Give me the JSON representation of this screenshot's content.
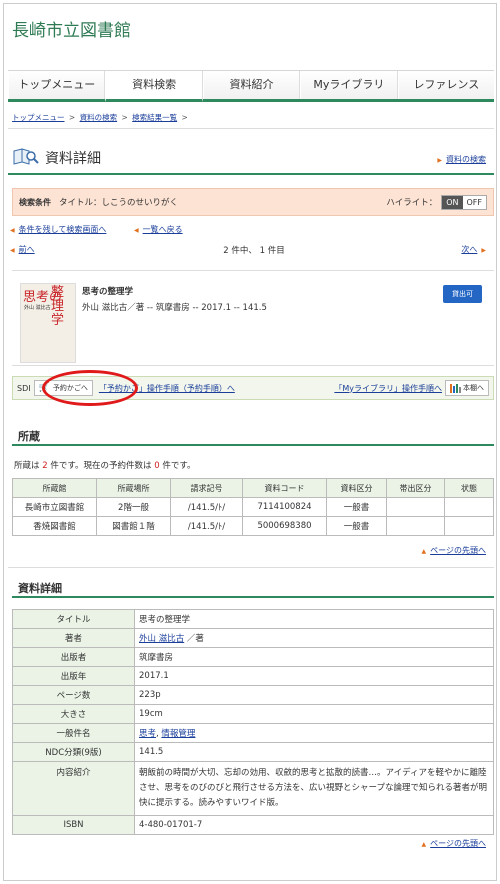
{
  "site": {
    "title": "長崎市立図書館"
  },
  "nav": {
    "items": [
      {
        "label": "トップメニュー"
      },
      {
        "label": "資料検索"
      },
      {
        "label": "資料紹介"
      },
      {
        "label": "Myライブラリ"
      },
      {
        "label": "レファレンス"
      }
    ]
  },
  "breadcrumb": {
    "items": [
      "トップメニュー",
      "資料の検索",
      "検索結果一覧"
    ],
    "separator": ">"
  },
  "page": {
    "title": "資料詳細",
    "search_link": "資料の検索"
  },
  "condition": {
    "label": "検索条件",
    "text": "タイトル：しこうのせいりがく",
    "highlight_label": "ハイライト：",
    "on": "ON",
    "off": "OFF"
  },
  "links": {
    "back_to_search": "条件を残して検索画面へ",
    "back_to_list": "一覧へ戻る",
    "prev": "前へ",
    "next": "次へ",
    "count": "2 件中、 1 件目"
  },
  "record": {
    "cover_title_a": "思考の",
    "cover_title_b": "整理学",
    "cover_author": "外山 滋比古",
    "title": "思考の整理学",
    "detail": "外山 滋比古／著 -- 筑摩書房 -- 2017.1 -- 141.5",
    "status": "貸出可"
  },
  "actions": {
    "sdi": "SDI",
    "reserve": "予約かごへ",
    "reserve_guide": "「予約かご」操作手順（予約手順）へ",
    "mylib_guide": "「Myライブラリ」操作手順へ",
    "shelf": "本棚へ"
  },
  "holdings": {
    "title": "所蔵",
    "note_prefix": "所蔵は",
    "count": "2",
    "note_mid": "件です。現在の予約件数は",
    "reserve_count": "0",
    "note_suffix": "件です。",
    "headers": [
      "所蔵館",
      "所蔵場所",
      "請求記号",
      "資料コード",
      "資料区分",
      "帯出区分",
      "状態"
    ],
    "rows": [
      [
        "長崎市立図書館",
        "2階一般",
        "/141.5/ﾄ/",
        "7114100824",
        "一般書",
        "",
        ""
      ],
      [
        "香焼図書館",
        "図書館１階",
        "/141.5/ﾄ/",
        "5000698380",
        "一般書",
        "",
        ""
      ]
    ]
  },
  "details": {
    "title": "資料詳細",
    "rows": {
      "title_label": "タイトル",
      "title_value": "思考の整理学",
      "author_label": "著者",
      "author_link": "外山 滋比古",
      "author_suffix": "／著",
      "publisher_label": "出版者",
      "publisher_value": "筑摩書房",
      "year_label": "出版年",
      "year_value": "2017.1",
      "pages_label": "ページ数",
      "pages_value": "223p",
      "size_label": "大きさ",
      "size_value": "19cm",
      "subject_label": "一般件名",
      "subject_link_1": "思考",
      "subject_sep": ",",
      "subject_link_2": "情報管理",
      "ndc_label": "NDC分類(9版)",
      "ndc_value": "141.5",
      "summary_label": "内容紹介",
      "summary_value": "朝飯前の時間が大切、忘却の効用、収斂的思考と拡散的読書…。アイディアを軽やかに離陸させ、思考をのびのびと飛行させる方法を、広い視野とシャープな論理で知られる著者が明快に提示する。読みやすいワイド版。",
      "isbn_label": "ISBN",
      "isbn_value": "4-480-01701-7"
    }
  },
  "page_top": "ページの先頭へ",
  "colors": {
    "accent": "#2e8a5e",
    "link": "#1a3e9a",
    "status": "#2366c4",
    "highlight": "#e0191b"
  }
}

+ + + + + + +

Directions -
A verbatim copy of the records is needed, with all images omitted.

Result of the exercise -
Give me the JSON representation of this screenshot's content.
{
  "site": {
    "title": "長崎市立図書館"
  },
  "nav": {
    "items": [
      {
        "label": "トップメニュー"
      },
      {
        "label": "資料検索"
      },
      {
        "label": "資料紹介"
      },
      {
        "label": "Myライブラリ"
      },
      {
        "label": "レファレンス"
      }
    ]
  },
  "breadcrumb": {
    "items": [
      "トップメニュー",
      "資料の検索",
      "検索結果一覧"
    ],
    "separator": ">"
  },
  "page": {
    "title": "資料詳細",
    "search_link": "資料の検索"
  },
  "condition": {
    "label": "検索条件",
    "text": "タイトル：しこうのせいりがく",
    "highlight_label": "ハイライト：",
    "on": "ON",
    "off": "OFF"
  },
  "links": {
    "back_to_search": "条件を残して検索画面へ",
    "back_to_list": "一覧へ戻る",
    "prev": "前へ",
    "next": "次へ",
    "count": "2 件中、 1 件目"
  },
  "record": {
    "cover_title_a": "思考の",
    "cover_title_b": "整理学",
    "cover_author": "外山 滋比古",
    "title": "思考の整理学",
    "detail": "外山 滋比古／著 -- 筑摩書房 -- 2017.1 -- 141.5",
    "status": "貸出可"
  },
  "actions": {
    "sdi": "SDI",
    "reserve": "予約かごへ",
    "reserve_guide": "「予約かご」操作手順（予約手順）へ",
    "mylib_guide": "「Myライブラリ」操作手順へ",
    "shelf": "本棚へ"
  },
  "holdings": {
    "title": "所蔵",
    "note_prefix": "所蔵は",
    "count": "2",
    "note_mid": "件です。現在の予約件数は",
    "reserve_count": "0",
    "note_suffix": "件です。",
    "headers": [
      "所蔵館",
      "所蔵場所",
      "請求記号",
      "資料コード",
      "資料区分",
      "帯出区分",
      "状態"
    ],
    "rows": [
      [
        "長崎市立図書館",
        "2階一般",
        "/141.5/ﾄ/",
        "7114100824",
        "一般書",
        "",
        ""
      ],
      [
        "香焼図書館",
        "図書館１階",
        "/141.5/ﾄ/",
        "5000698380",
        "一般書",
        "",
        ""
      ]
    ]
  },
  "details": {
    "title": "資料詳細",
    "rows": {
      "title_label": "タイトル",
      "title_value": "思考の整理学",
      "author_label": "著者",
      "author_link": "外山 滋比古",
      "author_suffix": "／著",
      "publisher_label": "出版者",
      "publisher_value": "筑摩書房",
      "year_label": "出版年",
      "year_value": "2017.1",
      "pages_label": "ページ数",
      "pages_value": "223p",
      "size_label": "大きさ",
      "size_value": "19cm",
      "subject_label": "一般件名",
      "subject_link_1": "思考",
      "subject_sep": ",",
      "subject_link_2": "情報管理",
      "ndc_label": "NDC分類(9版)",
      "ndc_value": "141.5",
      "summary_label": "内容紹介",
      "summary_value": "朝飯前の時間が大切、忘却の効用、収斂的思考と拡散的読書…。アイディアを軽やかに離陸させ、思考をのびのびと飛行させる方法を、広い視野とシャープな論理で知られる著者が明快に提示する。読みやすいワイド版。",
      "isbn_label": "ISBN",
      "isbn_value": "4-480-01701-7"
    }
  },
  "page_top": "ページの先頭へ",
  "colors": {
    "accent": "#2e8a5e",
    "link": "#1a3e9a",
    "status": "#2366c4",
    "highlight": "#e0191b"
  }
}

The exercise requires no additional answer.